In any event, that congress is a model for the dialogue with science I have in mind, especially in terms of language, because when we’re talking with scientists we obviously can’t use an apologetic language. The dialogue has to have a certain rigor. It has to have a fairly rigorous epistemological and methodological foundation.
I believe that the United States is fundamental to this dialogue, because it has a level of scientific culture that’s extremely high. Today, of course, there are others … India, for example, in some ways has outpaced the United States in computer technology, especially software.

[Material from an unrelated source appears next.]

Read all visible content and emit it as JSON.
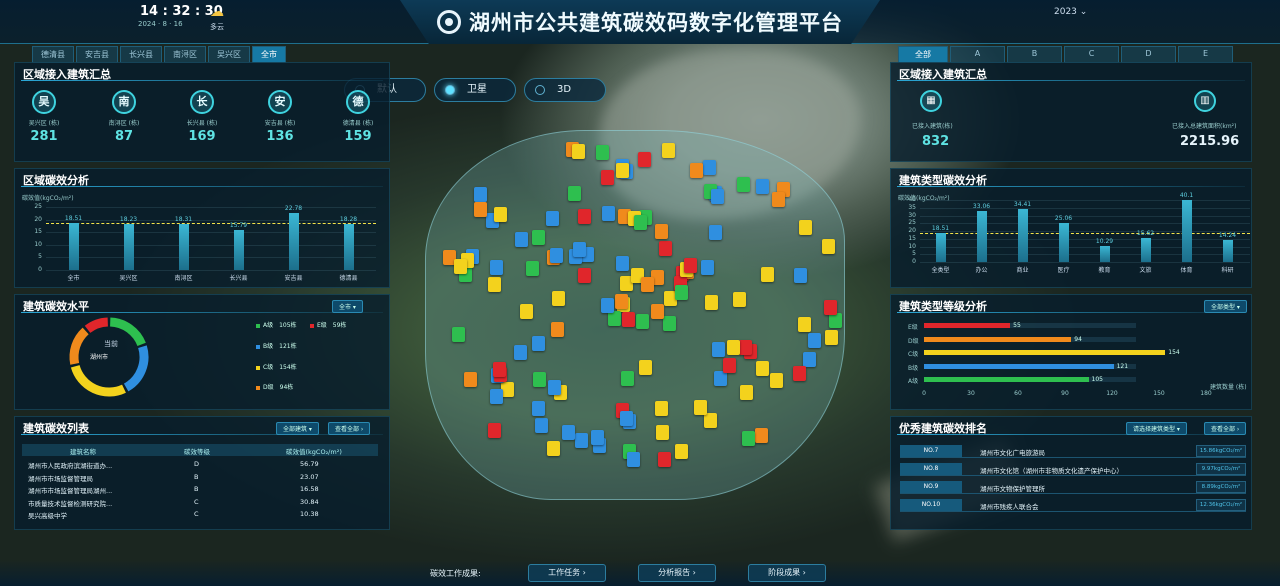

In general, however, one can’t have a serious dialogue with the world of science without engaging the United States. We’ve begun to talk with Harvard, and with Notre Dame. We’ve developed a friendship with Cardinal [Donald] Wuerl of Washington. He sent two people here who are interested in the field of science, to see what they can do in their diocese. The idea is to organize a smaller version of our STOQ program [‘Science, Theology and the Ontological Quest’].
When I got here, this office had almost no relationship with the United States. It struck me as a paradox, given the importance of the United States, and I hope to keep moving in this direction. I also have to say that I think the current U.S. Ambassador to the Holy See, Miguel Diaz, could be a real help. We’ve become friends, and he has the advantage of not being solely a diplomat, but of also having a theological formation. That’s true of his wife as well.

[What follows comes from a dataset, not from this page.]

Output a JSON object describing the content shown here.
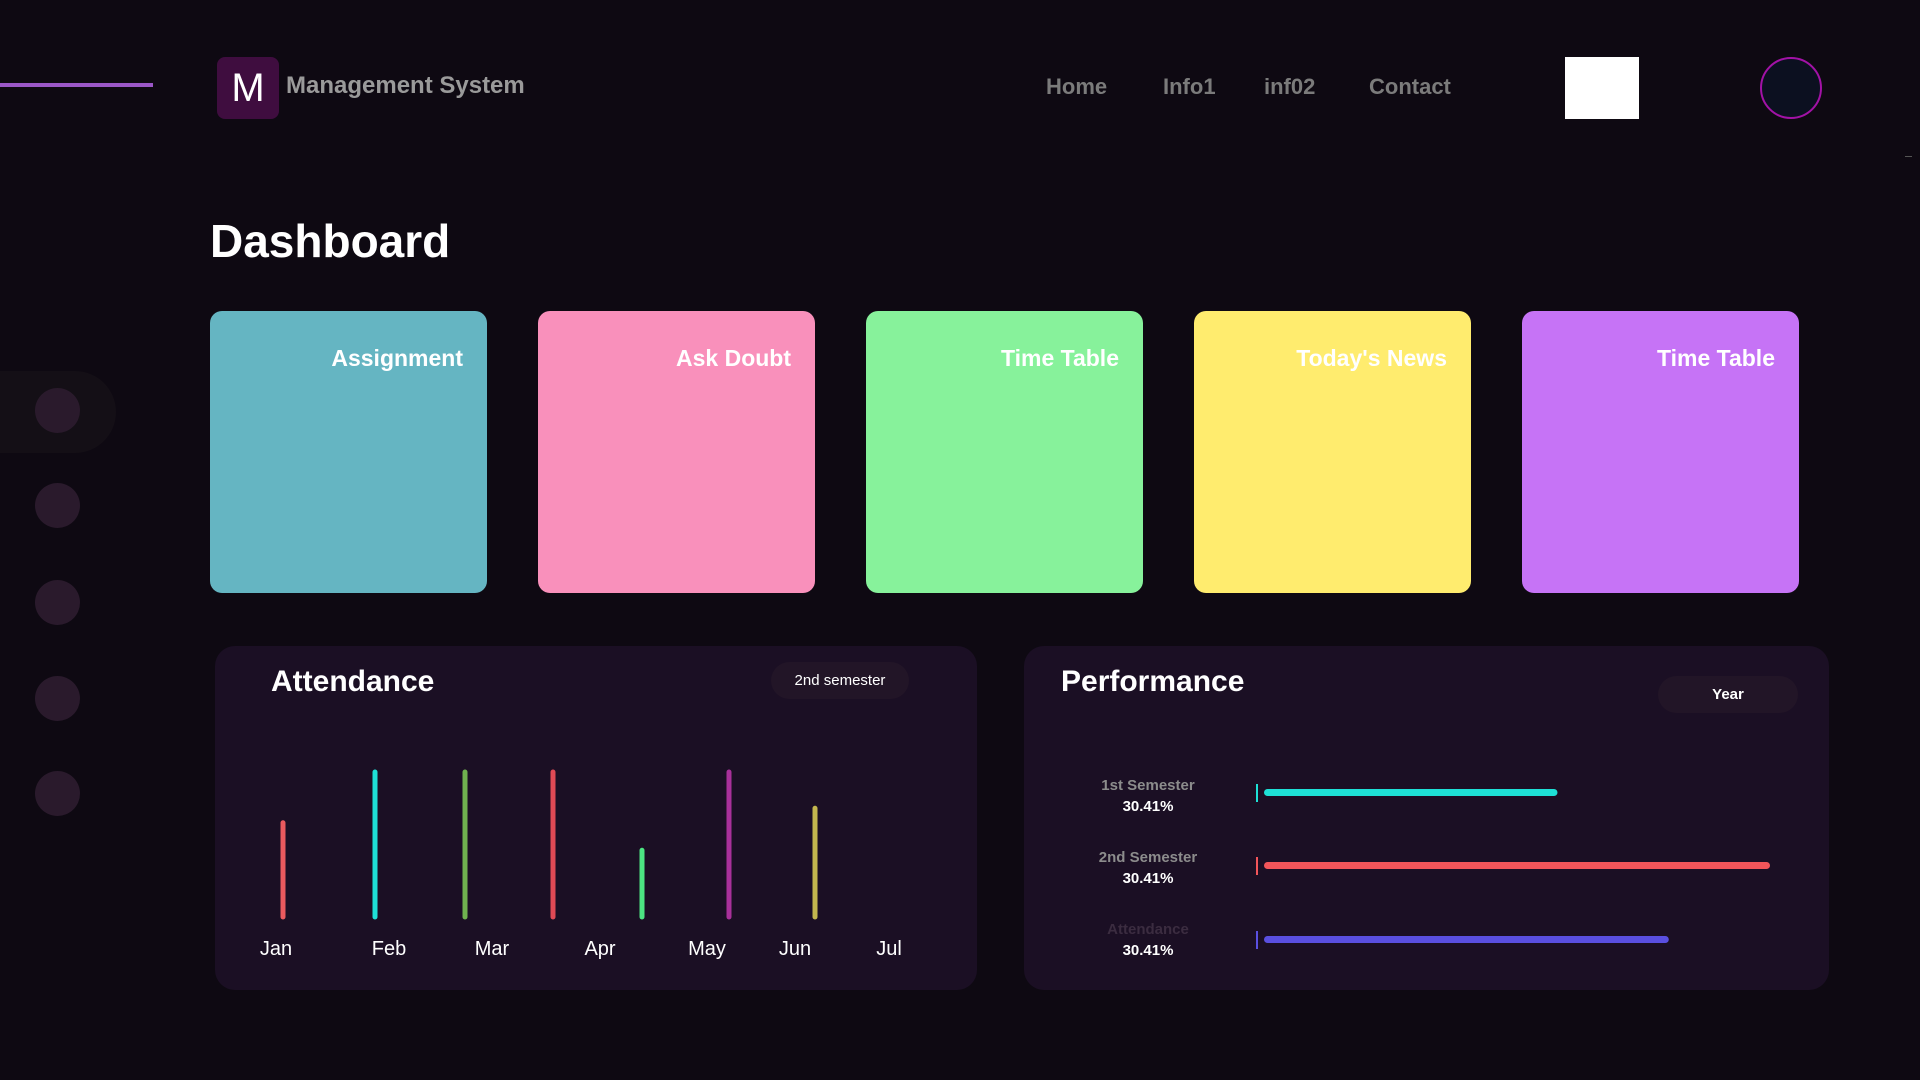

I also think the United States can help us understand the post-McLuhan era of communications. I’ve read a great deal of McLuhan, and I like his work a great deal. Among his essays, for example, I’ve always enjoyed ‘The Mechanical Bride,’ which has so many good lines. It was McLuhan, for example, who observed that the new public rhetoric is the rhetoric of the huge advertising companies.
Anyway, one of his claims, which I think is still true even if a bit outdated, is that the means of communication have become an appendix to our bodies. Take the cellular phone, which today is typically used via a small device that sits in our ear. The Japanese have cameras in their glasses. Today, however, I think something else is happening. Instruments of communication haven’t just become part of our bodies, they actually constitute the atmosphere in which we live. It’s not possible anymore to cut one of those body parts off and reject the new culture of communications; you can’t reject it, because it’s inside everything. It’s the air we breathe. I think of the United States as the place, more than any other, which demonstrates this ‘totality’ of a communications-driven culture. Wikileaks is just the latest example!